Michael Bruce, the owner of the 10,000-hectare Glen Tanar estate on Deeside, is to be visited by officials from Scottish Natural Heritage (SNH) tomorrow after complaints that forestry operations damaged trees, killed plants and scarred the landscape.
The alleged damage was discovered by a mountaineer, Derek Pyper, from Aberdeen, during a cycle ride up Glen Tanar. He was shocked to see that wide tracks had been bulldozed into the woods.
"There was a large area of what had been attractive woodland reduced to deep mud – not a pretty sight," he said.
Glen Tanar contains some of Scotland's finest native woodlands, which are meant to be protected by law. The glen is covered by five conservation designations, and lies in the Cairngorms National Park.
Conservation biologist Dr Adam Watson has seen pictures of the damage and says heavy machinery has killed vegetation and left native trees vulnerable to rot by skinning their barks.
He described the damage as "scandalous".
"It's the worst I have seen in many woods over recent years, and particularly reprehensible because it is in a beautiful section of ancient pine wood. I regard it as land vandalism on a large scale."
Watson complained to SNH and demanded that action be taken to curb alleged "unlawful" activities in Glen Tanar.
SNH's Tayside and Grampian area manager, David Bale, said: "We've received a complaint about potential damage at Glen Tanar and will visit the site on Monday to investigate." The Forestry Commission is also understood to be looking into the matter.

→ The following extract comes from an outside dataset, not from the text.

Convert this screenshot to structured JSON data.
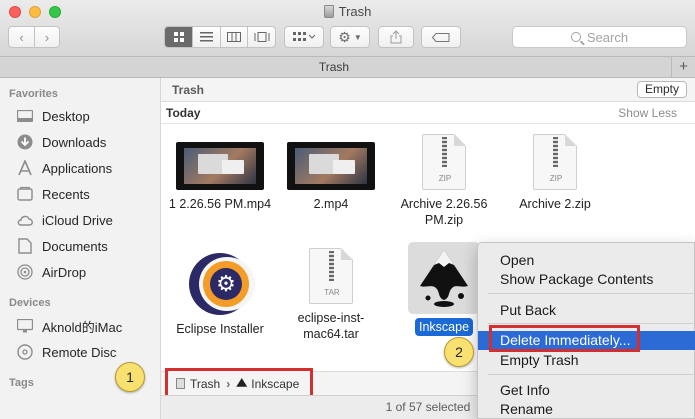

Landowner Michael Bruce accepted that the forest was in "poor condition", but argued that "one of the wettest summers in decades" was partially to blame.
He said: "Glen Tanar Estate operates at all times within our agreed long-term forest plan, which was prepared after public consultation and consultation with SNH and the Forestry Commission."